In the cutthroat world of competitive sports, it helps to have a big personality. You have to be strong, confident, and maybe a little larger than life. Thatís even become true of college sports, and one of the largest personalities is University of Connecticut womenís basketball coach Geno Auriemma.
Bombastic and tough, the coach is known for riding his teams to perform better. His tactics have polarized fans, who either love or hate him. Why does he act the way he does? Well, because heís a perfectionist, he argues in his new memoir, Geno: In Pursuit of Perfection.
The book charts his rise from Italian immigrant to one of the premier womenís basketball coaches in the nation. He chronicles almost every season and, refreshingly, pulls few punches. Yes, he
is tough, he explains. Yes, he has made girls cry. Yes, he has made some enemies. But it
has all been in the pursuit of the best team possible.
And, in his defense, it makes for a good brisk read. To his credit, Auriemma doesnít really apologize for his behavior, or make excuses. He just explains things from his point of view. And while you still donít want to hug him or anything, you do come to have an understanding of this complicated guy.
Love him or hate him, this is a guy who works hard and takes his job seriously. I believe he truly respects his teams, even when he
is driving his players crazy - plus his outsize personality gives him a unique voice that makes the book fun to read.

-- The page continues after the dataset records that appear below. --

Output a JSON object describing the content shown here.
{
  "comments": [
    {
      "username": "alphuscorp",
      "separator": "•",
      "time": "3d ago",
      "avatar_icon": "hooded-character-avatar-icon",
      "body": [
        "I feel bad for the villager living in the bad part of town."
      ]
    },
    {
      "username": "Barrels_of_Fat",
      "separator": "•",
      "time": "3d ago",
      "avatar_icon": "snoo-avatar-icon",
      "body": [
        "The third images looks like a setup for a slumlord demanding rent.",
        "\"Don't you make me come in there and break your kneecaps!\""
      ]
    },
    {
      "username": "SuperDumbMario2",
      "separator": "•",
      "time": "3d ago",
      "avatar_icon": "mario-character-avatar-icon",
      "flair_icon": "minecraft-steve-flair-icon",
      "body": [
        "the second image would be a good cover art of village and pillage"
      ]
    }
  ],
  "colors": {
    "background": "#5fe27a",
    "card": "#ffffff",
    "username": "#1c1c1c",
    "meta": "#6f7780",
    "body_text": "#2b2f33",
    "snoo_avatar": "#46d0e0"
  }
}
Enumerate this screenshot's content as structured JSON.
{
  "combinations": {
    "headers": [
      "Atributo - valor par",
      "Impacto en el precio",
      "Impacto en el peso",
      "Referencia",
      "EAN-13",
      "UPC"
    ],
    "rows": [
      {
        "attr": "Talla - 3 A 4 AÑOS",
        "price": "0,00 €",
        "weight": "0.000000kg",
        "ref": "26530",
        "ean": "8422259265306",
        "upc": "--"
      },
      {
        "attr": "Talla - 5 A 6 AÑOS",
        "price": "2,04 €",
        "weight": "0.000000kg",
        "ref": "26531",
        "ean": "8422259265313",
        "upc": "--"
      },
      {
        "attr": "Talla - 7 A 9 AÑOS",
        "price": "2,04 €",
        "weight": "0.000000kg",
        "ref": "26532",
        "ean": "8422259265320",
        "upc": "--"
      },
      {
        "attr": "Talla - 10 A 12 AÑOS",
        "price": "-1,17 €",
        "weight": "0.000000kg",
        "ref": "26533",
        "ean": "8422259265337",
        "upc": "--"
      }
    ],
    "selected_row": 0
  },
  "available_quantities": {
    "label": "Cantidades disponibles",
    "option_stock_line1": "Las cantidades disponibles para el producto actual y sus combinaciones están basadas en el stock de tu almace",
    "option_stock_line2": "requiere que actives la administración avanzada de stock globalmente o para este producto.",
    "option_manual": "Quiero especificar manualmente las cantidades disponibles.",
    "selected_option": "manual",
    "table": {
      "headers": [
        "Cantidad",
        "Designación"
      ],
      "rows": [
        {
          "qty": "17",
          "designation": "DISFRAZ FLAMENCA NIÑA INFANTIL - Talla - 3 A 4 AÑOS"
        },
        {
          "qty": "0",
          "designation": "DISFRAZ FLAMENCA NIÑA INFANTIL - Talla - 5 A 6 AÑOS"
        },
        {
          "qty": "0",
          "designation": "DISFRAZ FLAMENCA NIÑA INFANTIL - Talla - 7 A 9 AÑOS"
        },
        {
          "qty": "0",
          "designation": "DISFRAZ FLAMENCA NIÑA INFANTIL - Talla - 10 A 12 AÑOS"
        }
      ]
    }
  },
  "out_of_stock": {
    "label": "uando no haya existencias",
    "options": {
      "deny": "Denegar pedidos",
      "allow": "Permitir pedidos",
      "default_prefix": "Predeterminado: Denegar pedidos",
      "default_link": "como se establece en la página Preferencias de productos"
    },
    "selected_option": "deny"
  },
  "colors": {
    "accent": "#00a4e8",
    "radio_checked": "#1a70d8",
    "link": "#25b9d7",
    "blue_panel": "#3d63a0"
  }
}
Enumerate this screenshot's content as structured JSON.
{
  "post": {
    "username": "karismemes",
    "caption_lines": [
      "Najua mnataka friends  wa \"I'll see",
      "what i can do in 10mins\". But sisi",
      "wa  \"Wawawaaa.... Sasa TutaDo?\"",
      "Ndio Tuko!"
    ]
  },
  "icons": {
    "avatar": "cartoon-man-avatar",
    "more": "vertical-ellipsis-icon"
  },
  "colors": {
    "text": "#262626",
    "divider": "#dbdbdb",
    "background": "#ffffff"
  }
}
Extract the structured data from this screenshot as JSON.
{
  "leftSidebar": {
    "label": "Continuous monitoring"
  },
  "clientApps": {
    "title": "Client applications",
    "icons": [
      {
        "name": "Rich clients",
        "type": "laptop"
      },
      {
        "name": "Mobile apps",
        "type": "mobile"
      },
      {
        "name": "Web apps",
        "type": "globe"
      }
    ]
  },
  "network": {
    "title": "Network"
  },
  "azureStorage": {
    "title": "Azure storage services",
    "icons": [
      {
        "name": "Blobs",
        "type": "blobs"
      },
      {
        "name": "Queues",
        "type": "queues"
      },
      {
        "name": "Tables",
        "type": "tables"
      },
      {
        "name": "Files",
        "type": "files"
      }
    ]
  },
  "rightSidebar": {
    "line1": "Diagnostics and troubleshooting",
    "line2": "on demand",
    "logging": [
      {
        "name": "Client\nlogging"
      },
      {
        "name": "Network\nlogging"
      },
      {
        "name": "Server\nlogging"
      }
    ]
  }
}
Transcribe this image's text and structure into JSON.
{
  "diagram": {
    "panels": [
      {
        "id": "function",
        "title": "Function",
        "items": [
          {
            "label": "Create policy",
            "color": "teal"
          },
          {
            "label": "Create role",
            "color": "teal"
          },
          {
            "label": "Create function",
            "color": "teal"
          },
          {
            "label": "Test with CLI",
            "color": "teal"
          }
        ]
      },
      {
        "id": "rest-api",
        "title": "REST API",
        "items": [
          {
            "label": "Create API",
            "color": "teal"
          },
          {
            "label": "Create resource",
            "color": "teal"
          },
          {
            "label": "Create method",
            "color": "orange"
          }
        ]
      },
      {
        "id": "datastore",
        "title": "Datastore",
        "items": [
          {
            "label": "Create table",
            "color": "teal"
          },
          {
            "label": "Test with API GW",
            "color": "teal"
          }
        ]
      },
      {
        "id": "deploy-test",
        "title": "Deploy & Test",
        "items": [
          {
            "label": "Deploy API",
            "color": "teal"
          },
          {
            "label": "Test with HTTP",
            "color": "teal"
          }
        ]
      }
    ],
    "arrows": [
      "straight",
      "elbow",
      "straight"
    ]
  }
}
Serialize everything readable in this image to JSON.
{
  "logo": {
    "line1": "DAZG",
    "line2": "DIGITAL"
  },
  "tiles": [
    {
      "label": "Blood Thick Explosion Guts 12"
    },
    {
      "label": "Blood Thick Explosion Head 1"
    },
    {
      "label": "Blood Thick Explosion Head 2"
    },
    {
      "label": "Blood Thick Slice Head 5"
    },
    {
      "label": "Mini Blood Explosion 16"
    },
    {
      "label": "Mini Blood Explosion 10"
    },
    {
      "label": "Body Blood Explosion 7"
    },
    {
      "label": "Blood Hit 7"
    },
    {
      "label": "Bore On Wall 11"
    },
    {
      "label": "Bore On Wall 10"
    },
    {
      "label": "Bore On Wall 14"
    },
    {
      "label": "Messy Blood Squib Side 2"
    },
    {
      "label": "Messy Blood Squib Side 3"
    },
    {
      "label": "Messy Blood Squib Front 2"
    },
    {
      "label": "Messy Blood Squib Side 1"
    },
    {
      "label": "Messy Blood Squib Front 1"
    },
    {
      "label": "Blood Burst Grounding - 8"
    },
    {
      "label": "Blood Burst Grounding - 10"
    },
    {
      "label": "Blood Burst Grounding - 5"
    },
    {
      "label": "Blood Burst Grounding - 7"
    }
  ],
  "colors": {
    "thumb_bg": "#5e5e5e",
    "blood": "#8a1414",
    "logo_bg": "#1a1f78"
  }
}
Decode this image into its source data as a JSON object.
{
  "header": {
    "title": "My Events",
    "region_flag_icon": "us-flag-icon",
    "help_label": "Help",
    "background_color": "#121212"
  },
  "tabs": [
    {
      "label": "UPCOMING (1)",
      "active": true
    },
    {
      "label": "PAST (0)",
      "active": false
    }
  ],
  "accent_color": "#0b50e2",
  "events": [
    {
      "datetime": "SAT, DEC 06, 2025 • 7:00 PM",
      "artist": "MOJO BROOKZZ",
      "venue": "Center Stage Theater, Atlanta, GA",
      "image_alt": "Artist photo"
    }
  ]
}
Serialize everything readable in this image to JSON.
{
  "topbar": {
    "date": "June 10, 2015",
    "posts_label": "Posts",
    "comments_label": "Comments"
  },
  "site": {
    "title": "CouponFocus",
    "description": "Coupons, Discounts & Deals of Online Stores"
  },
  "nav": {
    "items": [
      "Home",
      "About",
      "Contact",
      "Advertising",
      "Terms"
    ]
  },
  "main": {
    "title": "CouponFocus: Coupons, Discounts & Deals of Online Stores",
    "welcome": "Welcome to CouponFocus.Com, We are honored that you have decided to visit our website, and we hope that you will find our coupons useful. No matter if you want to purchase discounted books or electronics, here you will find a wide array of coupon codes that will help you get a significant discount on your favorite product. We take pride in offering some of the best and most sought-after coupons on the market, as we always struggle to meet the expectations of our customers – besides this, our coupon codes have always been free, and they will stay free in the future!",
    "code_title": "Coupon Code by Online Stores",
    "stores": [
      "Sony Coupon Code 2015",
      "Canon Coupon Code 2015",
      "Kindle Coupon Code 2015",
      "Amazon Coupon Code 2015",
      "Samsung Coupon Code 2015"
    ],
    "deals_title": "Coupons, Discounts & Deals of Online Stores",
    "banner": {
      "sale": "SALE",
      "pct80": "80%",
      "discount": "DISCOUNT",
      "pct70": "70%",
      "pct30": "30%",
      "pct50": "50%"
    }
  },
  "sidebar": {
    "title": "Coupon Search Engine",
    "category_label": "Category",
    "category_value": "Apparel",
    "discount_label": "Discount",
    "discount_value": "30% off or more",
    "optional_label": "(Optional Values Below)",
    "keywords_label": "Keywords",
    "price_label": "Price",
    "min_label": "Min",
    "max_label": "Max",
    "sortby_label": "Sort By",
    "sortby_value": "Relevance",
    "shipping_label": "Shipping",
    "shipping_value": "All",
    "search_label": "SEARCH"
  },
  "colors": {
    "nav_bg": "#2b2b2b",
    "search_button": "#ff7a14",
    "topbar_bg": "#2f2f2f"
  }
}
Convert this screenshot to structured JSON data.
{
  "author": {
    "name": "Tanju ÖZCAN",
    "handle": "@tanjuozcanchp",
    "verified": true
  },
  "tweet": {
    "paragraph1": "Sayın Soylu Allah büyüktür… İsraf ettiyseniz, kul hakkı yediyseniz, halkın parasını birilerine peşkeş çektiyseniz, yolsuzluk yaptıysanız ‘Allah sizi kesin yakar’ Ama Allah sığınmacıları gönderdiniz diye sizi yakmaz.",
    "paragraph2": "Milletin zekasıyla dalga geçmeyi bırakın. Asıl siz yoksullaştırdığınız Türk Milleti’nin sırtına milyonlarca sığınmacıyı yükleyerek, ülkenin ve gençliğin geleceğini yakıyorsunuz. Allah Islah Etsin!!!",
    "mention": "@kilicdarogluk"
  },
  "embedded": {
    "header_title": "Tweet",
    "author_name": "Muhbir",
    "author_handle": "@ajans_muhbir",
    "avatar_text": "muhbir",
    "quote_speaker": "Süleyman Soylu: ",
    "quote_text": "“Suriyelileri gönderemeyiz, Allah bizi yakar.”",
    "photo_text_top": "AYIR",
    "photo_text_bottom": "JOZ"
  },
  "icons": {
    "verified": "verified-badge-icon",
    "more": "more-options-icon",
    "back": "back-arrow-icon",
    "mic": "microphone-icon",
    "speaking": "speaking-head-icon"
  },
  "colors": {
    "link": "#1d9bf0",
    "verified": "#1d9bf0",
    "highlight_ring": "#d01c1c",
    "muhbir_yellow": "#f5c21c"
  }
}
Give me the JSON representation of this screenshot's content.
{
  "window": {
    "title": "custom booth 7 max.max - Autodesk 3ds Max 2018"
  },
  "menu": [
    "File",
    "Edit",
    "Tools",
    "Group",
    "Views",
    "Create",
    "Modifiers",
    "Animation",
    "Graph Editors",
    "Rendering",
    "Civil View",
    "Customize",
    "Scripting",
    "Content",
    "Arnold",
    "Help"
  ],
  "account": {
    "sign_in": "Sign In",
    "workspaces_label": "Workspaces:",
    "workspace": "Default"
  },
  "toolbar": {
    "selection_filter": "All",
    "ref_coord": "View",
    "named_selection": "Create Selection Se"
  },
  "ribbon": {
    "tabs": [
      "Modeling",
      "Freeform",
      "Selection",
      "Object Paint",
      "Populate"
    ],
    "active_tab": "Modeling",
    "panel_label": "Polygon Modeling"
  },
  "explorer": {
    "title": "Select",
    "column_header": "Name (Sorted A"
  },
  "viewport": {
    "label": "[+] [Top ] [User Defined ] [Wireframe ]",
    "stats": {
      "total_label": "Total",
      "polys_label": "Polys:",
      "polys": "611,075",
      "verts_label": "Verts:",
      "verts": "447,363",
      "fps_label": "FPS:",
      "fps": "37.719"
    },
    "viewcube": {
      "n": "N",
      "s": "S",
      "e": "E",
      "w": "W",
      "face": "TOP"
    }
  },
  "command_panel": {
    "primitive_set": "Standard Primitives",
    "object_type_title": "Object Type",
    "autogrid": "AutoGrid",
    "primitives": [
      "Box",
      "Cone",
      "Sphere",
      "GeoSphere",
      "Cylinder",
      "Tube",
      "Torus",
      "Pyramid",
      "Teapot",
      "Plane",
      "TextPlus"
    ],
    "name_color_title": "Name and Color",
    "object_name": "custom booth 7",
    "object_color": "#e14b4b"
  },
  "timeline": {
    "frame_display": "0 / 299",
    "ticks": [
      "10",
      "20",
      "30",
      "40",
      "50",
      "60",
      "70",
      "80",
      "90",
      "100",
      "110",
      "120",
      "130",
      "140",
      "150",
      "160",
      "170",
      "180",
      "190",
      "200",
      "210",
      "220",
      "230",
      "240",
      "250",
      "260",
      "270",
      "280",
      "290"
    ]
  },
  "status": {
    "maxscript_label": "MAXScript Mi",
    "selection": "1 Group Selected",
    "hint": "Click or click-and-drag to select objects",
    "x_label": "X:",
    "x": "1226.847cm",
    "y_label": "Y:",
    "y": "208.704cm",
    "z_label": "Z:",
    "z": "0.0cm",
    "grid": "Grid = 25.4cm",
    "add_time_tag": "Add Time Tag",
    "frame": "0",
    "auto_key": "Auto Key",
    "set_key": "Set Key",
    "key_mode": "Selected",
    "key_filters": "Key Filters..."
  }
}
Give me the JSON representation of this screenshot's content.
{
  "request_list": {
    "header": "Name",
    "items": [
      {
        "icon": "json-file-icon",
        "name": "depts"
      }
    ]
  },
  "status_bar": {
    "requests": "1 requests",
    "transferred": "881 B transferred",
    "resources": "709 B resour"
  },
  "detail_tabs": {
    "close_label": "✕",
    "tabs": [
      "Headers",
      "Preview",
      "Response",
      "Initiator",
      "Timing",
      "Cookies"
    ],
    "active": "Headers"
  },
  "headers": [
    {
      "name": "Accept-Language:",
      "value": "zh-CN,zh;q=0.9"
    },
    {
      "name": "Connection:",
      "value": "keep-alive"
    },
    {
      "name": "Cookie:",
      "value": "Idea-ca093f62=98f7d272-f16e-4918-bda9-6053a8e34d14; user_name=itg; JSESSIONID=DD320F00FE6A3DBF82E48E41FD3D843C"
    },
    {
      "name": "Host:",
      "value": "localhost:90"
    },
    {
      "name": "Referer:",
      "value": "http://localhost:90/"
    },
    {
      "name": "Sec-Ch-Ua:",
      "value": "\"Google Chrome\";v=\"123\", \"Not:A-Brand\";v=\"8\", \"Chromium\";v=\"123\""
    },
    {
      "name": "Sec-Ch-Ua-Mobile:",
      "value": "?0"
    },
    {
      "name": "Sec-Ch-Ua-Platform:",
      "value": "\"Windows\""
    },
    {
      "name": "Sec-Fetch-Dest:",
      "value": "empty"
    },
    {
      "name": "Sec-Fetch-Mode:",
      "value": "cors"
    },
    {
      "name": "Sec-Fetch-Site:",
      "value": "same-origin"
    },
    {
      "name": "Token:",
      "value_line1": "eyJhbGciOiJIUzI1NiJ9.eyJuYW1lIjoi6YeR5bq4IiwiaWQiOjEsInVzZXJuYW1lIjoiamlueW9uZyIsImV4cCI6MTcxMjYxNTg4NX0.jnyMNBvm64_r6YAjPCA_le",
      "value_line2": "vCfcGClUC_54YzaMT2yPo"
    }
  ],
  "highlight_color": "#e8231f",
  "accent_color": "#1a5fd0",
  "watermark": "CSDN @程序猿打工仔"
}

It is entertaining even to those who donít follow womenís college basketball, myself included. Will it convert non-fans? Probably not. But it does entertain, educate, and offer insight into one of the biggest personalities in sports.